Your task – Copy out the entries below in full and exactly.

Supplied entries –

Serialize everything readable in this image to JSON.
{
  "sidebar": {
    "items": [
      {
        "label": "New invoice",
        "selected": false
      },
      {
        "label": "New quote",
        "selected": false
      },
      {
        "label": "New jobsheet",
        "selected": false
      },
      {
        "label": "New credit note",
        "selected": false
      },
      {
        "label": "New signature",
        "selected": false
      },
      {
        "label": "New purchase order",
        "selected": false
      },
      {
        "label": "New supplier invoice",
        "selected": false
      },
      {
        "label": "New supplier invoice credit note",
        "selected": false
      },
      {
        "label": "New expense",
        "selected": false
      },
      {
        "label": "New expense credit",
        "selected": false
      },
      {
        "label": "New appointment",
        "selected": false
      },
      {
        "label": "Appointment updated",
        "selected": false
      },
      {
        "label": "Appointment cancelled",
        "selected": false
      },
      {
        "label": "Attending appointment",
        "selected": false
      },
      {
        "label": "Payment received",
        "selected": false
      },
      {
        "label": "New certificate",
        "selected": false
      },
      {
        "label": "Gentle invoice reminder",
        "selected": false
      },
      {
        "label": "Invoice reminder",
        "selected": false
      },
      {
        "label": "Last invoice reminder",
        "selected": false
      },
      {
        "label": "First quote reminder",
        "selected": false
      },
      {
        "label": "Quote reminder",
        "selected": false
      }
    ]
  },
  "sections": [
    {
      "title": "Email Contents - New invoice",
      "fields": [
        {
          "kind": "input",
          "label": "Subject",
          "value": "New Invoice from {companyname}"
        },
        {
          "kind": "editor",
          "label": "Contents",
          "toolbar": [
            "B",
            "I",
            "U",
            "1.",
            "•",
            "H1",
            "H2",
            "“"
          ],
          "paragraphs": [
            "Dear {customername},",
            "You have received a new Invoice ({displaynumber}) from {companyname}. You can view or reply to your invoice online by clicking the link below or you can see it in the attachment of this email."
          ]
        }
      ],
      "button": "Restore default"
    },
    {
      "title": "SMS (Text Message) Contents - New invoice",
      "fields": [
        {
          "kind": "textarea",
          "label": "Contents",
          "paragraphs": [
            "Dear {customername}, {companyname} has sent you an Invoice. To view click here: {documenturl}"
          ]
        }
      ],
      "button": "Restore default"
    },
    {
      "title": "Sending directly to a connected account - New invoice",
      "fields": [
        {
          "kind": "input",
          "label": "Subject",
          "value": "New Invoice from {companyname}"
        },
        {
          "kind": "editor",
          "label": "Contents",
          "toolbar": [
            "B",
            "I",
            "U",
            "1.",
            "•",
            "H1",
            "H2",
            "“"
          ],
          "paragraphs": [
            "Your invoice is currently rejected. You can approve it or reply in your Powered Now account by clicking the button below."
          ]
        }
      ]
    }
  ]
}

Task result –
Serialize everything readable in this image to JSON.
{
  "sidebar": {
    "items": [
      {
        "label": "New invoice",
        "selected": false
      },
      {
        "label": "New quote",
        "selected": false
      },
      {
        "label": "New jobsheet",
        "selected": false
      },
      {
        "label": "New credit note",
        "selected": false
      },
      {
        "label": "New signature",
        "selected": false
      },
      {
        "label": "New purchase order",
        "selected": false
      },
      {
        "label": "New supplier invoice",
        "selected": false
      },
      {
        "label": "New supplier invoice credit note",
        "selected": false
      },
      {
        "label": "New expense",
        "selected": false
      },
      {
        "label": "New expense credit",
        "selected": false
      },
      {
        "label": "New appointment",
        "selected": false
      },
      {
        "label": "Appointment updated",
        "selected": false
      },
      {
        "label": "Appointment cancelled",
        "selected": false
      },
      {
        "label": "Attending appointment",
        "selected": false
      },
      {
        "label": "Payment received",
        "selected": false
      },
      {
        "label": "New certificate",
        "selected": false
      },
      {
        "label": "Gentle invoice reminder",
        "selected": false
      },
      {
        "label": "Invoice reminder",
        "selected": false
      },
      {
        "label": "Last invoice reminder",
        "selected": false
      },
      {
        "label": "First quote reminder",
        "selected": false
      },
      {
        "label": "Quote reminder",
        "selected": false
      }
    ]
  },
  "sections": [
    {
      "title": "Email Contents - New invoice",
      "fields": [
        {
          "kind": "input",
          "label": "Subject",
          "value": "New Invoice from {companyname}"
        },
        {
          "kind": "editor",
          "label": "Contents",
          "toolbar": [
            "B",
            "I",
            "U",
            "1.",
            "•",
            "H1",
            "H2",
            "“"
          ],
          "paragraphs": [
            "Dear {customername},",
            "You have received a new Invoice ({displaynumber}) from {companyname}. You can view or reply to your invoice online by clicking the link below or you can see it in the attachment of this email."
          ]
        }
      ],
      "button": "Restore default"
    },
    {
      "title": "SMS (Text Message) Contents - New invoice",
      "fields": [
        {
          "kind": "textarea",
          "label": "Contents",
          "paragraphs": [
            "Dear {customername}, {companyname} has sent you an Invoice. To view click here: {documenturl}"
          ]
        }
      ],
      "button": "Restore default"
    },
    {
      "title": "Sending directly to a connected account - New invoice",
      "fields": [
        {
          "kind": "input",
          "label": "Subject",
          "value": "New Invoice from {companyname}"
        },
        {
          "kind": "editor",
          "label": "Contents",
          "toolbar": [
            "B",
            "I",
            "U",
            "1.",
            "•",
            "H1",
            "H2",
            "“"
          ],
          "paragraphs": [
            "Your invoice is currently rejected. You can approve it or reply in your Powered Now account by clicking the button below."
          ]
        }
      ]
    }
  ]
}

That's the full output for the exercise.